Stony Ridge Winery, our second stop, features not only their wines but those of Crooked Vine Winery, owned by the same people. Here we met some new wines for us like the orobianco (nicely drinkable) and the nebbiolo (id). But the Malvasia Bianca, a not-too-sweet dessert wine, was by far our favorite. If we only ever drank the dessert wines we bought, we’d have bought a bottle.
Our third stop was Steven Kent which was featuring Tamas Estates wines. All the wines here were nicely priced, completely drinkable but not too interesting. In a way, these are the perfect wines to serve at a party. They are sure to not offed anyone, beginners won’t find them too challenging and wine lovers won’t find them too cheap.
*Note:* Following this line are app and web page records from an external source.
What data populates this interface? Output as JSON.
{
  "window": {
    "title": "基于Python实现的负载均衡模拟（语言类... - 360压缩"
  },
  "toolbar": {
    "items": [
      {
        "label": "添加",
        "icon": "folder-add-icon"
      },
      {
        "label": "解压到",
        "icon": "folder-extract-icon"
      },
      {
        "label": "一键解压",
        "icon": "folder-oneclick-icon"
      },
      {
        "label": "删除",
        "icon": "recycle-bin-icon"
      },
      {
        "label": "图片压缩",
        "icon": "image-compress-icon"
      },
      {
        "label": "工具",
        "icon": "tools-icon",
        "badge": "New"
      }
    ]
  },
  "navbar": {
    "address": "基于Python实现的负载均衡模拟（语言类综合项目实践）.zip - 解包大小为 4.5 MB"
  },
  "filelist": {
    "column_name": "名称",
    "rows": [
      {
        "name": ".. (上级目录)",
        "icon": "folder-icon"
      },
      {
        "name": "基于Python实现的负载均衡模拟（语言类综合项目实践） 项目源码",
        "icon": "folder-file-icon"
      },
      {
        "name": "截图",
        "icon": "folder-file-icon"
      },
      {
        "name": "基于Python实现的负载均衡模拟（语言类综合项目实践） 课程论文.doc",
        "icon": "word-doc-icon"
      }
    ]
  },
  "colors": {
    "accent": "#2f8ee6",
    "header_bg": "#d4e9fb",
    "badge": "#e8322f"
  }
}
Finally, we went to Murrieta’s Well, a very cute “boutique” winery owned by Wente. Murrieta is trying very hard to be different by offering unique blends and not-very-common grapes. It has a Chilean winemaker that comes a few times a year to select the grapes and do the blending. You have to pay $5 to taste six wines here, and is probably worth it as they were by far the best wines we tasted in Livermore. Of the two white I liked the “Los tesoros de Joaquín” Chardonnay & Semillon blend the best. It was a smooth yet bodied wine that I could imagine would be perfect for sipping before a hearty meal or drinking with bread and cheese. Of the reds, I liked the Tempranillo quite a bit as well, specially for the price. It was smoother than a cab but probably as satisfying. I also really liked the Sarzuela, a mixture of tempranillo with other grapes, though probably not enough to justify the difference in prices. Murrieta’s pride and joy, the Red Vendimia, surprisingly didn’t do much for me, even though it’s a blend of cab and other varietals that I like.